However, the answer will be entirely different when it comes to guppy fries. It is likely that the fry of your killifish will be consumed by the fish as soon as they are born. To keep the fries from surviving, you should move the pregnant female guppy into a different tank once she begins to give birth.
Will Guppies Eat Killifish?
You do not have to worry about your guppies eating killifish since they are very unlikely to do so. In normal situations, guppies will attack only smaller fish species, but killifish are larger or of similar size to guppies. While guppies aren’t predators, they’ll eat fry killifish. During their first week of life, the fries are quite small and pretty defenseless.
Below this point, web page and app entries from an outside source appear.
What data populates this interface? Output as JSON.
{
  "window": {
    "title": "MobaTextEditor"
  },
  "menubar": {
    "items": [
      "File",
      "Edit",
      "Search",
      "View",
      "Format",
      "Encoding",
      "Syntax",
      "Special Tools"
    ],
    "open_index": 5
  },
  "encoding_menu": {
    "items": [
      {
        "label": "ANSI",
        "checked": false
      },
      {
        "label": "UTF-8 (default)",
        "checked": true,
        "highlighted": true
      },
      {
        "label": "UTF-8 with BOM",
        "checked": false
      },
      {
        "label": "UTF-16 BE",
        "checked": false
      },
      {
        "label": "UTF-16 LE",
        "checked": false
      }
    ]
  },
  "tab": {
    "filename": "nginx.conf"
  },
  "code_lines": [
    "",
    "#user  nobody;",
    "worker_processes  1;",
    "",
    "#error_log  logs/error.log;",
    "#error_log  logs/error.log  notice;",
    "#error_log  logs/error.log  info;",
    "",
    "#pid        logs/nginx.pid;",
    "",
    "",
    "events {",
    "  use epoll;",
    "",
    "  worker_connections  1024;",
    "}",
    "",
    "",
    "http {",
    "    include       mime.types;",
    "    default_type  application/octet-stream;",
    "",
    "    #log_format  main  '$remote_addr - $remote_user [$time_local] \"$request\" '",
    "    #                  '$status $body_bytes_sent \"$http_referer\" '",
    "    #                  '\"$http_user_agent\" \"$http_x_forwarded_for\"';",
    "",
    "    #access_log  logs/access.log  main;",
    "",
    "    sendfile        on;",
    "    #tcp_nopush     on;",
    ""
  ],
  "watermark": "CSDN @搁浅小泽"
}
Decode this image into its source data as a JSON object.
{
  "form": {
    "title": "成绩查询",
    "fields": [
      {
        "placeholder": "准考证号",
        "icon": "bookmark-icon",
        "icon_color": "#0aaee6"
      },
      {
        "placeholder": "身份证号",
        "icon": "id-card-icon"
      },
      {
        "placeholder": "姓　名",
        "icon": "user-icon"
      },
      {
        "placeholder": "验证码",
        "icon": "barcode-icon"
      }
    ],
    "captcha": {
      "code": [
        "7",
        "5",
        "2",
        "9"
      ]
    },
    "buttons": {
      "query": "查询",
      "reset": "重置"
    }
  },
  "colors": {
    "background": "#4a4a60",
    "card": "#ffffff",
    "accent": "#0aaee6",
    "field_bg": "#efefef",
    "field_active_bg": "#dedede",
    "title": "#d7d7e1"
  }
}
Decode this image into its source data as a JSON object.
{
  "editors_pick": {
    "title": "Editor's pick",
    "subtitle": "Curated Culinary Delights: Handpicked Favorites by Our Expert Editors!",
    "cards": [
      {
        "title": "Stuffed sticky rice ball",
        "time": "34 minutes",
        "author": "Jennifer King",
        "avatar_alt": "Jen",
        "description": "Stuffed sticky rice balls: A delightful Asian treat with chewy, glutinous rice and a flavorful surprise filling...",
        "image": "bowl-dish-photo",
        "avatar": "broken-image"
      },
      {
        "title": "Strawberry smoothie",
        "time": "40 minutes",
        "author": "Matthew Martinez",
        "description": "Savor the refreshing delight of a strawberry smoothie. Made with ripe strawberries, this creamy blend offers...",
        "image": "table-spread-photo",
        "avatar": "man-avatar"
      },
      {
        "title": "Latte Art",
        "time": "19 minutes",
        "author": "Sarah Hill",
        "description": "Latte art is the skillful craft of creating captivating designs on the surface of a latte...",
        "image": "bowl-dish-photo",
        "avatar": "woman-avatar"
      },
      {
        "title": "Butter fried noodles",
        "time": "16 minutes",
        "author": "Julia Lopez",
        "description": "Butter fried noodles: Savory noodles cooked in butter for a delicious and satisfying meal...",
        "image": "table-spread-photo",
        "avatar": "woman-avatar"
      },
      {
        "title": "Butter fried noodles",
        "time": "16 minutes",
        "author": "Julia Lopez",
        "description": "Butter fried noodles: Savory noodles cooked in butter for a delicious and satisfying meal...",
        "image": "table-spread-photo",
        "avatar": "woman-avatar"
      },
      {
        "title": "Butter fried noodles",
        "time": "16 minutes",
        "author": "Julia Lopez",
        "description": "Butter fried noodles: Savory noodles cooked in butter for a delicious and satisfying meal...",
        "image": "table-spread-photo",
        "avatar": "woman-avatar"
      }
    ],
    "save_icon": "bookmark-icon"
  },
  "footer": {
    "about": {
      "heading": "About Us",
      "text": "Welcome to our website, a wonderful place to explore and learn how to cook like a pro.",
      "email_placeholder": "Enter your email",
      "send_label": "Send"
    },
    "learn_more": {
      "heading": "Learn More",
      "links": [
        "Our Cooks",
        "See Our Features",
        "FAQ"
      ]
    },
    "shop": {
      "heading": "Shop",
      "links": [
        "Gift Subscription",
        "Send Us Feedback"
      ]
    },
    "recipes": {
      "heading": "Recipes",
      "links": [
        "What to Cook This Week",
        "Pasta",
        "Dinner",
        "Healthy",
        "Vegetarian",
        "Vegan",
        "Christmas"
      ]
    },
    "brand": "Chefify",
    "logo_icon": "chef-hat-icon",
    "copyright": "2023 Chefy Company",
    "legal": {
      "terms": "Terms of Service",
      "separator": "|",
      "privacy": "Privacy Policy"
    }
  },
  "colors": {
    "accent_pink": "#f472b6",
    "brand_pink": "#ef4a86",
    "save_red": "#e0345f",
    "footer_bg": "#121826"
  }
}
Guppies normally don’t show predatory behavior towards other fish species, and this is mainly due to the fact that they are omnivorous. They have no interest in other fish species; they just care about having enough food throughout the day.
Video About Guppies and Killifish
Do killifish eat other fish?
If the fish are small enough, Killifish will readily eat their tank mates. Tetras, Guppies, and nano Killies are small and easily become prey for the Killifish. However, any fish over the length of two inches will be safe from the Killifish.
How many killifish can you keep together?
If you are setting up species tanks, a 5 to 10 gallon tank can house one to three killifish. But for community setups or if you intend to keep more than one male Killifish, a 20-gallon or larger aquarium is recommended.
Are killifish aggressive?
It is usually reported that killifish are peaceful and passive pets, but depending on their environment, they can become aggressive and territorial. The most common type of aggressive behavior among male killifish is for them to act aggressively when they are in close proximity to other male killifish.
Can killifish live with other fish?
The answer is “yes,” but barely. Some killifish species are more aggressive than others, which makes it difficult for them to live peacefully with other species. When choosing tank mates for Killifish, you should choose a more peaceful species that show less aggression and territorial behavior than Killifish.
Killifish and Guppies are both beautiful fish, but they are not compatible living with each other as they differ in diets, size, temperaments, and tank requirements.
If you insist on mixing these two species, there are several precautionary measures that you have to take. By doing so, you can reduce the likelihood of territorial displays and aggression in the long run.
Annette M. Chaney is an experienced marine biologist with over 20 years of experience as an aquarist and fishkeeper. She started her first aquarium at a young age, filling it with frogs and goldfish obtained from the ten-cent pet store.
Annette grew up caring for and breeding African Cichlids, which led to a hobby in high school that doubled as a profitable means. Attending Reed College gave her time to solidify herself as an accomplished aquarium caretaker with an eye for sales. After that, from 2009 – 2013, she studied at Roger Williams University – one of the most prestigious universities for Aquaculture and Aquarium in USA. She is the founder of AquariumCircle since 2010.